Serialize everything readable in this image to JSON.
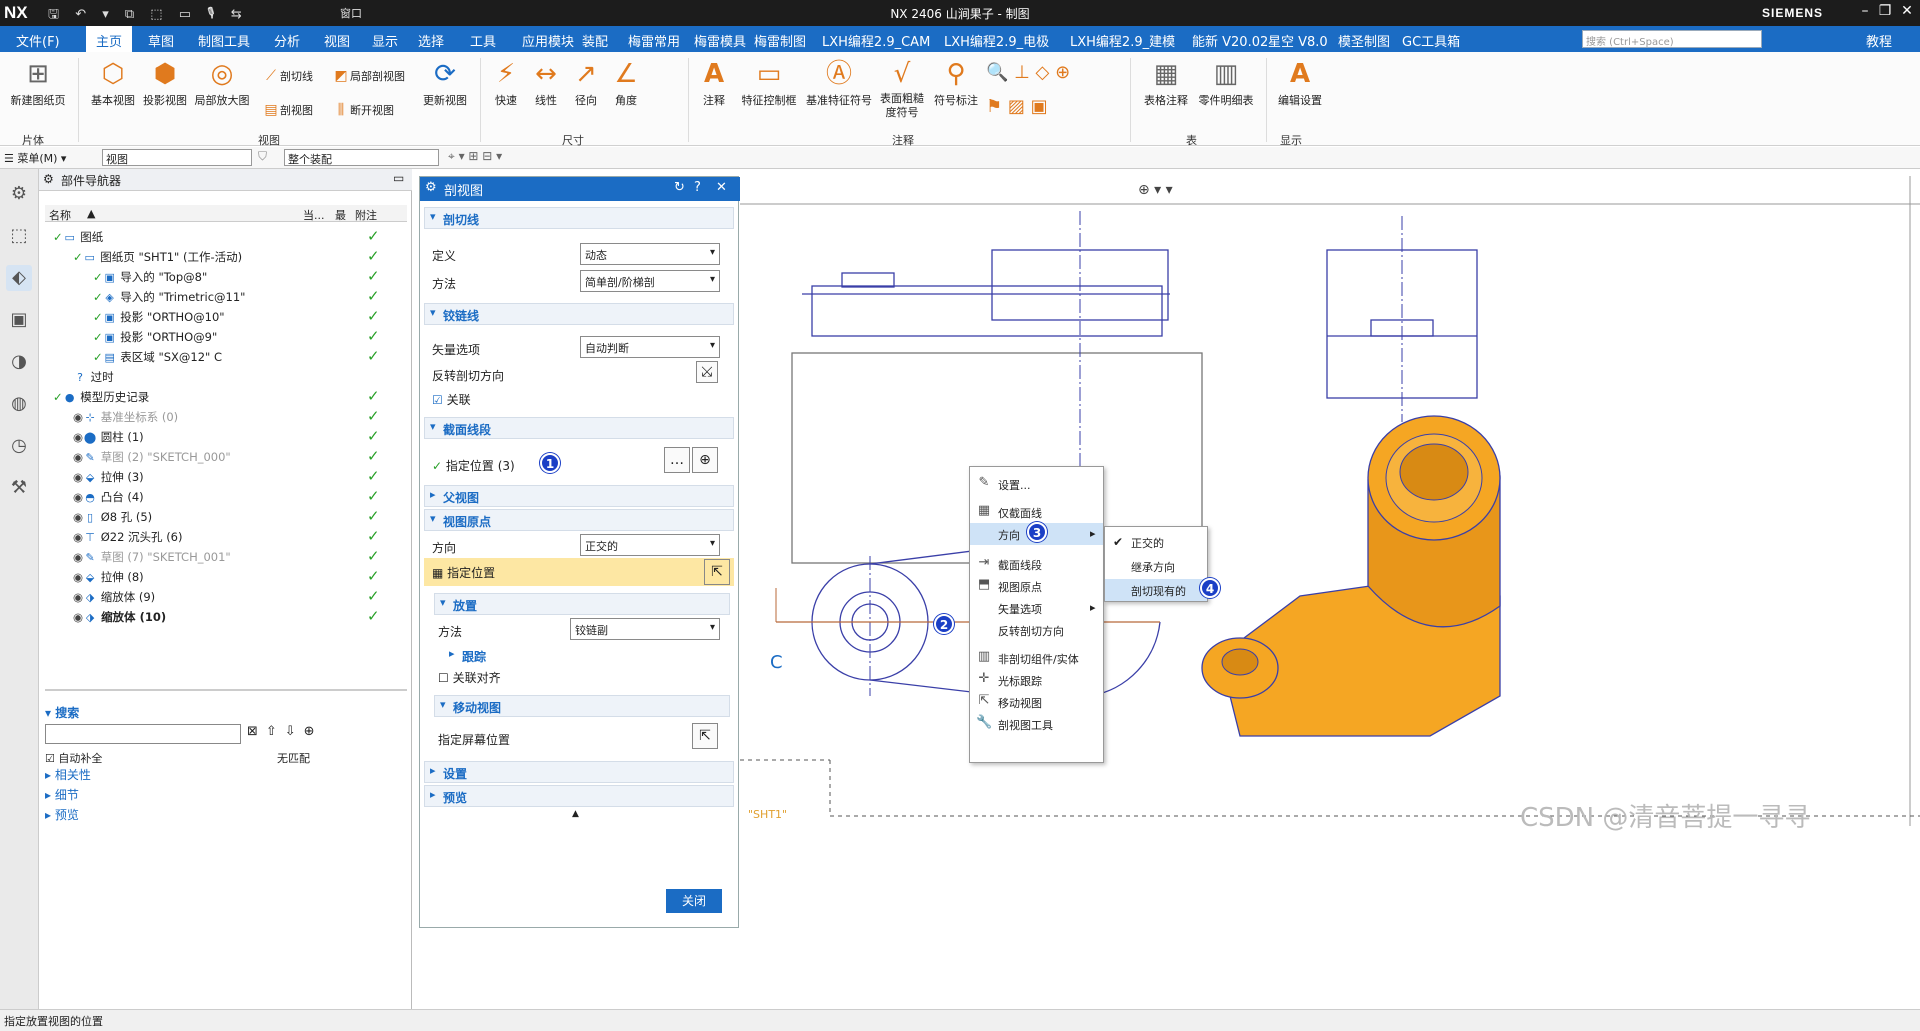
{
  "titlebar": {
    "logo": "NX",
    "title": "NX 2406 山涧果子 - 制图",
    "brand": "SIEMENS",
    "window_label": "窗口"
  },
  "menu": {
    "items": [
      "文件(F)",
      "主页",
      "草图",
      "制图工具",
      "分析",
      "视图",
      "显示",
      "选择",
      "工具",
      "应用模块",
      "装配",
      "梅雷常用",
      "梅雷模具",
      "梅雷制图",
      "LXH编程2.9_CAM",
      "LXH编程2.9_电极",
      "LXH编程2.9_建模",
      "能新 V20.02",
      "星空 V8.0",
      "模圣制图",
      "GC工具箱"
    ],
    "active": "主页",
    "search_placeholder": "搜索 (Ctrl+Space)",
    "tutorial": "教程"
  },
  "ribbon": {
    "new_sheet": "新建图纸页",
    "base_view": "基本视图",
    "proj_view": "投影视图",
    "detail_view": "局部放大图",
    "section_line": "剖切线",
    "partial_section": "局部剖视图",
    "section_view": "剖视图",
    "break_view": "断开视图",
    "update_view": "更新视图",
    "rapid": "快速",
    "linear": "线性",
    "radial": "径向",
    "angle": "角度",
    "note": "注释",
    "fcf": "特征控制框",
    "datum_symbol": "基准特征符号",
    "surface_finish": "表面粗糙度符号",
    "symbol_label": "符号标注",
    "table_note": "表格注释",
    "parts_list": "零件明细表",
    "edit_settings": "编辑设置",
    "groups": {
      "sheet": "片体",
      "view": "视图",
      "dim": "尺寸",
      "annot": "注释",
      "table": "表",
      "display": "显示"
    }
  },
  "toolbar2": {
    "menu": "菜单(M)",
    "filter": "视图",
    "scope": "整个装配"
  },
  "navigator": {
    "title": "部件导航器",
    "col_name": "名称",
    "col_current": "当...",
    "col_latest": "最",
    "col_note": "附注",
    "rows": [
      {
        "label": "图纸",
        "check": "✓"
      },
      {
        "label": "图纸页 \"SHT1\" (工作-活动)",
        "check": "✓"
      },
      {
        "label": "导入的 \"Top@8\"",
        "check": "✓"
      },
      {
        "label": "导入的 \"Trimetric@11\"",
        "check": "✓"
      },
      {
        "label": "投影 \"ORTHO@10\"",
        "check": "✓"
      },
      {
        "label": "投影 \"ORTHO@9\"",
        "check": "✓"
      },
      {
        "label": "表区域 \"SX@12\" C",
        "check": "✓"
      },
      {
        "label": "过时",
        "check": ""
      },
      {
        "label": "模型历史记录",
        "check": "✓"
      },
      {
        "label": "基准坐标系 (0)",
        "check": "✓"
      },
      {
        "label": "圆柱 (1)",
        "check": "✓"
      },
      {
        "label": "草图 (2) \"SKETCH_000\"",
        "check": "✓"
      },
      {
        "label": "拉伸 (3)",
        "check": "✓"
      },
      {
        "label": "凸台 (4)",
        "check": "✓"
      },
      {
        "label": "Ø8 孔 (5)",
        "check": "✓"
      },
      {
        "label": "Ø22 沉头孔 (6)",
        "check": "✓"
      },
      {
        "label": "草图 (7) \"SKETCH_001\"",
        "check": "✓"
      },
      {
        "label": "拉伸 (8)",
        "check": "✓"
      },
      {
        "label": "缩放体 (9)",
        "check": "✓"
      },
      {
        "label": "缩放体 (10)",
        "check": "✓"
      }
    ],
    "search_label": "搜索",
    "auto_complete": "自动补全",
    "no_match": "无匹配",
    "dependencies": "相关性",
    "details": "细节",
    "preview": "预览"
  },
  "dialog": {
    "title": "剖视图",
    "sec_section_line": "剖切线",
    "definition_label": "定义",
    "definition_value": "动态",
    "method_label": "方法",
    "method_value": "简单剖/阶梯剖",
    "sec_hinge": "铰链线",
    "vector_label": "矢量选项",
    "vector_value": "自动判断",
    "reverse_label": "反转剖切方向",
    "assoc_label": "关联",
    "sec_segment": "截面线段",
    "specify_loc": "指定位置 (3)",
    "sec_parent": "父视图",
    "sec_origin": "视图原点",
    "direction_label": "方向",
    "direction_value": "正交的",
    "specify_pos": "指定位置",
    "sec_placement": "放置",
    "place_method_label": "方法",
    "place_method_value": "铰链副",
    "sec_track": "跟踪",
    "assoc_align": "关联对齐",
    "sec_move": "移动视图",
    "screen_pos": "指定屏幕位置",
    "sec_settings": "设置",
    "sec_preview": "预览",
    "close": "关闭"
  },
  "context_menu": {
    "items": [
      "设置...",
      "仅截面线",
      "方向",
      "截面线段",
      "视图原点",
      "矢量选项",
      "反转剖切方向",
      "非剖切组件/实体",
      "光标跟踪",
      "移动视图",
      "剖视图工具"
    ],
    "submenu": [
      "正交的",
      "继承方向",
      "剖切现有的"
    ]
  },
  "badges": [
    "1",
    "2",
    "3",
    "4"
  ],
  "canvas": {
    "sheet_label": "\"SHT1\"",
    "section_letter": "C"
  },
  "status": {
    "text": "指定放置视图的位置",
    "watermark": "CSDN @清音菩提一寻寻"
  },
  "colors": {
    "accent": "#1b6cc4",
    "model": "#f5a623",
    "check": "#28a028",
    "badge": "#1b3fc6"
  }
}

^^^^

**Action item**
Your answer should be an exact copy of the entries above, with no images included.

**Exercise solution**
Serialize everything readable in this image to JSON.
{
  "titlebar": {
    "logo": "NX",
    "title": "NX 2406 山涧果子 - 制图",
    "brand": "SIEMENS",
    "window_label": "窗口"
  },
  "menu": {
    "items": [
      "文件(F)",
      "主页",
      "草图",
      "制图工具",
      "分析",
      "视图",
      "显示",
      "选择",
      "工具",
      "应用模块",
      "装配",
      "梅雷常用",
      "梅雷模具",
      "梅雷制图",
      "LXH编程2.9_CAM",
      "LXH编程2.9_电极",
      "LXH编程2.9_建模",
      "能新 V20.02",
      "星空 V8.0",
      "模圣制图",
      "GC工具箱"
    ],
    "active": "主页",
    "search_placeholder": "搜索 (Ctrl+Space)",
    "tutorial": "教程"
  },
  "ribbon": {
    "new_sheet": "新建图纸页",
    "base_view": "基本视图",
    "proj_view": "投影视图",
    "detail_view": "局部放大图",
    "section_line": "剖切线",
    "partial_section": "局部剖视图",
    "section_view": "剖视图",
    "break_view": "断开视图",
    "update_view": "更新视图",
    "rapid": "快速",
    "linear": "线性",
    "radial": "径向",
    "angle": "角度",
    "note": "注释",
    "fcf": "特征控制框",
    "datum_symbol": "基准特征符号",
    "surface_finish": "表面粗糙度符号",
    "symbol_label": "符号标注",
    "table_note": "表格注释",
    "parts_list": "零件明细表",
    "edit_settings": "编辑设置",
    "groups": {
      "sheet": "片体",
      "view": "视图",
      "dim": "尺寸",
      "annot": "注释",
      "table": "表",
      "display": "显示"
    }
  },
  "toolbar2": {
    "menu": "菜单(M)",
    "filter": "视图",
    "scope": "整个装配"
  },
  "navigator": {
    "title": "部件导航器",
    "col_name": "名称",
    "col_current": "当...",
    "col_latest": "最",
    "col_note": "附注",
    "rows": [
      {
        "label": "图纸",
        "check": "✓"
      },
      {
        "label": "图纸页 \"SHT1\" (工作-活动)",
        "check": "✓"
      },
      {
        "label": "导入的 \"Top@8\"",
        "check": "✓"
      },
      {
        "label": "导入的 \"Trimetric@11\"",
        "check": "✓"
      },
      {
        "label": "投影 \"ORTHO@10\"",
        "check": "✓"
      },
      {
        "label": "投影 \"ORTHO@9\"",
        "check": "✓"
      },
      {
        "label": "表区域 \"SX@12\" C",
        "check": "✓"
      },
      {
        "label": "过时",
        "check": ""
      },
      {
        "label": "模型历史记录",
        "check": "✓"
      },
      {
        "label": "基准坐标系 (0)",
        "check": "✓"
      },
      {
        "label": "圆柱 (1)",
        "check": "✓"
      },
      {
        "label": "草图 (2) \"SKETCH_000\"",
        "check": "✓"
      },
      {
        "label": "拉伸 (3)",
        "check": "✓"
      },
      {
        "label": "凸台 (4)",
        "check": "✓"
      },
      {
        "label": "Ø8 孔 (5)",
        "check": "✓"
      },
      {
        "label": "Ø22 沉头孔 (6)",
        "check": "✓"
      },
      {
        "label": "草图 (7) \"SKETCH_001\"",
        "check": "✓"
      },
      {
        "label": "拉伸 (8)",
        "check": "✓"
      },
      {
        "label": "缩放体 (9)",
        "check": "✓"
      },
      {
        "label": "缩放体 (10)",
        "check": "✓"
      }
    ],
    "search_label": "搜索",
    "auto_complete": "自动补全",
    "no_match": "无匹配",
    "dependencies": "相关性",
    "details": "细节",
    "preview": "预览"
  },
  "dialog": {
    "title": "剖视图",
    "sec_section_line": "剖切线",
    "definition_label": "定义",
    "definition_value": "动态",
    "method_label": "方法",
    "method_value": "简单剖/阶梯剖",
    "sec_hinge": "铰链线",
    "vector_label": "矢量选项",
    "vector_value": "自动判断",
    "reverse_label": "反转剖切方向",
    "assoc_label": "关联",
    "sec_segment": "截面线段",
    "specify_loc": "指定位置 (3)",
    "sec_parent": "父视图",
    "sec_origin": "视图原点",
    "direction_label": "方向",
    "direction_value": "正交的",
    "specify_pos": "指定位置",
    "sec_placement": "放置",
    "place_method_label": "方法",
    "place_method_value": "铰链副",
    "sec_track": "跟踪",
    "assoc_align": "关联对齐",
    "sec_move": "移动视图",
    "screen_pos": "指定屏幕位置",
    "sec_settings": "设置",
    "sec_preview": "预览",
    "close": "关闭"
  },
  "context_menu": {
    "items": [
      "设置...",
      "仅截面线",
      "方向",
      "截面线段",
      "视图原点",
      "矢量选项",
      "反转剖切方向",
      "非剖切组件/实体",
      "光标跟踪",
      "移动视图",
      "剖视图工具"
    ],
    "submenu": [
      "正交的",
      "继承方向",
      "剖切现有的"
    ]
  },
  "badges": [
    "1",
    "2",
    "3",
    "4"
  ],
  "canvas": {
    "sheet_label": "\"SHT1\"",
    "section_letter": "C"
  },
  "status": {
    "text": "指定放置视图的位置",
    "watermark": "CSDN @清音菩提一寻寻"
  },
  "colors": {
    "accent": "#1b6cc4",
    "model": "#f5a623",
    "check": "#28a028",
    "badge": "#1b3fc6"
  }
}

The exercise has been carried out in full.